Another meeting last night, and “Kitchen Mike” was again there to help the discussion with regards to baseboards. He brought along some prototypes too.
Mike had two “L” pieces about 8″ long, with an upright, showing how strong they are and well aligned.
The verticals are 12mm ply, nailed to 9 mm ply horizontal pieces. The upright, which will support the upper level track, was 18 mm, but would be 12 mm on the layout, and was both screwed and nailed. A spacer, again 12 mm, was then glued to the upright to bring it flush with the vertical. This does require a hole cut out of the horizontal for the upright to go through (vital for strength in the upright).
The baseboard would go on top of that, so resting on top of the horizontal in some places. It may be necessary to cut further holes in the horizontal for point motors (though the ones at the far right could be on top of the boards as they are in tunnels, accessed from the side).
Cross pieces would need the top corners removed to allow for the horizontals.
I will try to remember to get a photo on Wednesday and add it here.
Another suggestion by Mike is to build a “spline roadbed”. We had been thinking of cutting the track beds out of ply, but that is very wasteful in wood, as most of the sheet is just discarded. An alternative, popular in the US but pretty much unheard of in the UK, is to use vertical boards! Each board is only about an inch high, and numerous are glued together to give the required width. The lamination means they keep their space. Spacers are also put in place to keep weight down.
This should mean that the number of supports required is much reduced, because it will be very solid.
This is the website Mike found:
Do we use splines where the track is relatively straight? Certainly not for the viaduct.
Do we use splines on the lower level at the left? This would require cutting into the cross pieces, but I think would be the best way.

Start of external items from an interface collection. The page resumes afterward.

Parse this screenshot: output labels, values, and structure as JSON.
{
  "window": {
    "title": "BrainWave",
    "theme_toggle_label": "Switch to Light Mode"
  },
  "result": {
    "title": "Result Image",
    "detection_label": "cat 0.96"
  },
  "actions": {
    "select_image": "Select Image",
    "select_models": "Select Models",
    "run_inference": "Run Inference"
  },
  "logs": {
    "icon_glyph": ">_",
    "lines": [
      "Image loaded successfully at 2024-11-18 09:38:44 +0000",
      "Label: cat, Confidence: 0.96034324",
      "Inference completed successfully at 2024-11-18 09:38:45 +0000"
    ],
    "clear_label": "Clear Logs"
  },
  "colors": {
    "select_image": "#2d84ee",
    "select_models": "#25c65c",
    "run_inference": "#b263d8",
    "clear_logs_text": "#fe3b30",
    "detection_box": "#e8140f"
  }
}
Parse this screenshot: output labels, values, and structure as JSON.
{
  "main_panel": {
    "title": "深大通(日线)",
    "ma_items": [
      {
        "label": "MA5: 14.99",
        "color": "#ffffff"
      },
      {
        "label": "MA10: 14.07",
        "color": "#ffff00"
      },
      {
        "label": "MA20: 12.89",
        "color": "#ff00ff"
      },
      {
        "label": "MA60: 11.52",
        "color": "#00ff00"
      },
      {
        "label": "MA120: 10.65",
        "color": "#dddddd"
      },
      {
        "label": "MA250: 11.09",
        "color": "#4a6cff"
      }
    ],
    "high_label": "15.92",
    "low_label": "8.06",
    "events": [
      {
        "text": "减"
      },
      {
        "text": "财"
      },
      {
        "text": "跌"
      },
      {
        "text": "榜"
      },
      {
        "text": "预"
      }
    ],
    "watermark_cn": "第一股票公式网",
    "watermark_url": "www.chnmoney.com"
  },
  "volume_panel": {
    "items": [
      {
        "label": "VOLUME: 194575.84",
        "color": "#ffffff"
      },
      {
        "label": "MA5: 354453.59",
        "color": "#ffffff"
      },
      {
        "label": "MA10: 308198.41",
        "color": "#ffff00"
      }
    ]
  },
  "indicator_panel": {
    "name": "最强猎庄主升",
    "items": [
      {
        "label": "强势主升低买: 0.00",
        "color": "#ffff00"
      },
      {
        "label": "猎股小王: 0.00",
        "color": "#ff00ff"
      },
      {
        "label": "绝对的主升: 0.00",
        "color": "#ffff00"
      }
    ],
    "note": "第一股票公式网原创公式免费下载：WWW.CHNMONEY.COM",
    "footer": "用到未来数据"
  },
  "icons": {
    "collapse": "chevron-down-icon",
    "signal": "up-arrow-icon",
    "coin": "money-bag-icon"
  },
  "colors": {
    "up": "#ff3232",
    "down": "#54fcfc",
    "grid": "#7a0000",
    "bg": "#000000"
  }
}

If you have a solid spline, 2″ across, 1″ deep, and a 90° arc of radius 12″, you are using about 37 cubic inches of wood. On the other hand, if you have a sheet of 6 mm ply and cut the trackbed from it you use about 40 cubic inches of wood. So in terms of wood usage, there is not much difference. Introducing spaces into the splines will help that.
Previously someone had pointed out that not all exhibitions have double doors, and it may not be possible to get a 4′ by 4′ trolley inside a hall, and this engendered a discussion on a possible 2.5′ by 4′ trolley, with boards stored vertically. It was generally felt that we would stick to the 4′ by 4′ trolley idea, keeping the boards horizontal as much as possibly during transit. We would select exhibitions with good access (which is the vast majority).
Mike brought along some bed fittings attached to two short lengths or wood. One slotted into the other to provide a very secure fit. He suggested the trolley could be constructed so the four sides come apart in this way, splitting down the L of each leg. During later discussion we realised this was not really what we wanted, and again the original plan was the best.
We agreed we need the biggest wheels we can practically find, 5″ if available.
It was noted that if we do mess up the trolley, it would not be that bad if it had to be re-built.
Mike said that January is often (but not always) a quiet time for him, so would like to have the details by then.
The next meeting will be on the 11th, as the last available Monday of the year.